Task data
"""

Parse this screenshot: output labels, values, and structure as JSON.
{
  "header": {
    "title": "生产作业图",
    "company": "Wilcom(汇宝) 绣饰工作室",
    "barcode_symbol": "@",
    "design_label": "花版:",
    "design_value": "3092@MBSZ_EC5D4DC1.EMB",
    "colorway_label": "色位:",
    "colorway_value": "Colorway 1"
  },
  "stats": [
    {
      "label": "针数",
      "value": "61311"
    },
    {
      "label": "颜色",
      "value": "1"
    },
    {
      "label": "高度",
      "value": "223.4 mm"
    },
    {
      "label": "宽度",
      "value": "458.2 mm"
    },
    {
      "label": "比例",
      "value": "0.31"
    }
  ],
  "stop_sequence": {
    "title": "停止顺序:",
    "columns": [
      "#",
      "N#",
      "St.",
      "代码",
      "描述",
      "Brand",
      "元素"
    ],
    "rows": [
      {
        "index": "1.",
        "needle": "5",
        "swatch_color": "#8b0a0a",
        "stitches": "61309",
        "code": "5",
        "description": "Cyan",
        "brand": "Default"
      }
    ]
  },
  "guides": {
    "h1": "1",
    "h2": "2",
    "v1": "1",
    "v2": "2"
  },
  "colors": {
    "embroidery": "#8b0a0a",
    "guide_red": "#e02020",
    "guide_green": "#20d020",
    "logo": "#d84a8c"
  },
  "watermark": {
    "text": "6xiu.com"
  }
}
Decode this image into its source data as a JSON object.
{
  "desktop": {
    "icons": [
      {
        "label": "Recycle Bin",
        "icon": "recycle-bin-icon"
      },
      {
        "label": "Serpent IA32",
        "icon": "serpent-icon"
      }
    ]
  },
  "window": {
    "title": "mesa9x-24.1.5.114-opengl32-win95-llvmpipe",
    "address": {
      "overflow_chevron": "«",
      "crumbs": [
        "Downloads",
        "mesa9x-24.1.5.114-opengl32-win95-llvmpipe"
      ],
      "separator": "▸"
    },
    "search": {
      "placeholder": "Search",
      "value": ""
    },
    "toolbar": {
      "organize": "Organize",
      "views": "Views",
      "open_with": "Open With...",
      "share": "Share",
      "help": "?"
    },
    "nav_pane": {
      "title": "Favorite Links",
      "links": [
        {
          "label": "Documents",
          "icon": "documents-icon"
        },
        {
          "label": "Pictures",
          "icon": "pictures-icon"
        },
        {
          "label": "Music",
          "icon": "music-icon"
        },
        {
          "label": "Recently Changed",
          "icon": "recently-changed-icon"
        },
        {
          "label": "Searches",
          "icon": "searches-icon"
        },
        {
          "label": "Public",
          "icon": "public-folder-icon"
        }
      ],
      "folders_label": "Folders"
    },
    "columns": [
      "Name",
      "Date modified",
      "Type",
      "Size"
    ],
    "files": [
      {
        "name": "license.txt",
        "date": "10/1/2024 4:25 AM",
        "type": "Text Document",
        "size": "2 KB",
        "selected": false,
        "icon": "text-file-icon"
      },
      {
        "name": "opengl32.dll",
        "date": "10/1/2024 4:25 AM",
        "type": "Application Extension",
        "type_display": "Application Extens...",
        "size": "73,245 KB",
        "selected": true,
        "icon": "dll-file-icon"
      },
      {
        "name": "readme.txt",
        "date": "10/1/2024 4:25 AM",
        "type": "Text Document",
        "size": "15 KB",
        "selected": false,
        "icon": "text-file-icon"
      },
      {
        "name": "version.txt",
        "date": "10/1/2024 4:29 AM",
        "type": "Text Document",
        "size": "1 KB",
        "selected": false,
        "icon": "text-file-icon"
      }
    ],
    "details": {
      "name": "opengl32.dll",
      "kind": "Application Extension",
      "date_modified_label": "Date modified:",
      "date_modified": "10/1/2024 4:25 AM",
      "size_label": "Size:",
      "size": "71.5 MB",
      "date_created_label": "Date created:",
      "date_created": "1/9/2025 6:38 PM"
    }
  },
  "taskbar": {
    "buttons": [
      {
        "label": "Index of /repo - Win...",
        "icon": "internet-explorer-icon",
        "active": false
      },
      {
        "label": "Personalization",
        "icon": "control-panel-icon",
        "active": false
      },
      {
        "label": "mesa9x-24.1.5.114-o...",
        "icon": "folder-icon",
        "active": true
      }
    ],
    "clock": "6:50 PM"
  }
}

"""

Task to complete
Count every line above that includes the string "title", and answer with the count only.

Solution
4